> [About this task] The answer should be every line below, repeated exactly, with the images left out.

****

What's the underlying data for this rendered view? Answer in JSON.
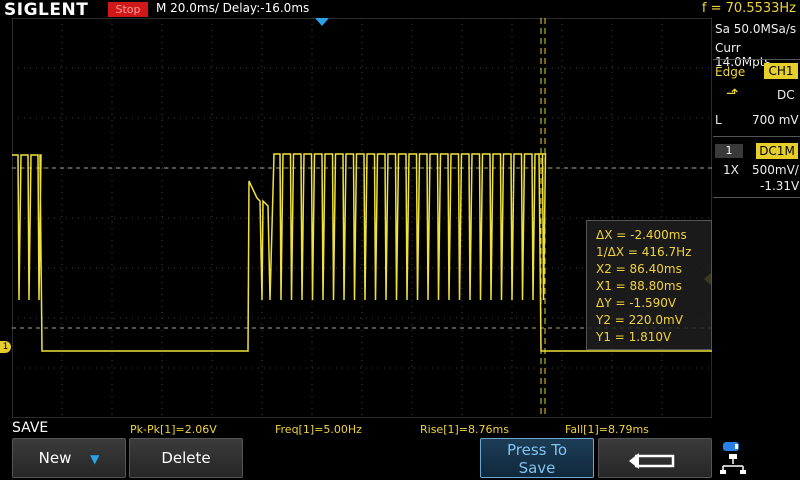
{
  "header": {
    "brand": "SIGLENT",
    "run_state": "Stop",
    "timebase": "M 20.0ms/ Delay:-16.0ms",
    "frequency": "f = 70.5533Hz"
  },
  "acquisition": {
    "sample_rate": "Sa 50.0MSa/s",
    "memory": "Curr 14.0Mpts"
  },
  "trigger": {
    "type": "Edge",
    "source": "CH1",
    "coupling": "DC",
    "level_label": "L",
    "level_value": "700 mV"
  },
  "channel": {
    "number": "1",
    "coupling_badge": "DC1M",
    "probe": "1X",
    "scale": "500mV/",
    "offset": "-1.31V",
    "marker": "1"
  },
  "cursors": {
    "dx": "ΔX = -2.400ms",
    "inv_dx": "1/ΔX = 416.7Hz",
    "x2": "X2 = 86.40ms",
    "x1": "X1 = 88.80ms",
    "dy": "ΔY = -1.590V",
    "y2": "Y2 = 220.0mV",
    "y1": "Y1 = 1.810V"
  },
  "measurements": {
    "pkpk": "Pk-Pk[1]=2.06V",
    "freq": "Freq[1]=5.00Hz",
    "rise": "Rise[1]=8.76ms",
    "fall": "Fall[1]=8.79ms"
  },
  "menu": {
    "title": "SAVE",
    "new_label": "New",
    "delete_label": "Delete",
    "press_line1": "Press To",
    "press_line2": "Save"
  },
  "colors": {
    "trace": "#f0e23a",
    "stop": "#d01818",
    "cursor_text": "#f0d23a"
  },
  "icons": [
    "down-arrow-icon",
    "return-arrow-icon",
    "network-icon",
    "trigger-slope-icon",
    "trigger-position-icon"
  ]
}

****

> [Response to the task]
What's the underlying data for this rendered view? Answer in JSON.
{
  "header": {
    "brand": "SIGLENT",
    "run_state": "Stop",
    "timebase": "M 20.0ms/ Delay:-16.0ms",
    "frequency": "f = 70.5533Hz"
  },
  "acquisition": {
    "sample_rate": "Sa 50.0MSa/s",
    "memory": "Curr 14.0Mpts"
  },
  "trigger": {
    "type": "Edge",
    "source": "CH1",
    "coupling": "DC",
    "level_label": "L",
    "level_value": "700 mV"
  },
  "channel": {
    "number": "1",
    "coupling_badge": "DC1M",
    "probe": "1X",
    "scale": "500mV/",
    "offset": "-1.31V",
    "marker": "1"
  },
  "cursors": {
    "dx": "ΔX = -2.400ms",
    "inv_dx": "1/ΔX = 416.7Hz",
    "x2": "X2 = 86.40ms",
    "x1": "X1 = 88.80ms",
    "dy": "ΔY = -1.590V",
    "y2": "Y2 = 220.0mV",
    "y1": "Y1 = 1.810V"
  },
  "measurements": {
    "pkpk": "Pk-Pk[1]=2.06V",
    "freq": "Freq[1]=5.00Hz",
    "rise": "Rise[1]=8.76ms",
    "fall": "Fall[1]=8.79ms"
  },
  "menu": {
    "title": "SAVE",
    "new_label": "New",
    "delete_label": "Delete",
    "press_line1": "Press To",
    "press_line2": "Save"
  },
  "colors": {
    "trace": "#f0e23a",
    "stop": "#d01818",
    "cursor_text": "#f0d23a"
  },
  "icons": [
    "down-arrow-icon",
    "return-arrow-icon",
    "network-icon",
    "trigger-slope-icon",
    "trigger-position-icon"
  ]
}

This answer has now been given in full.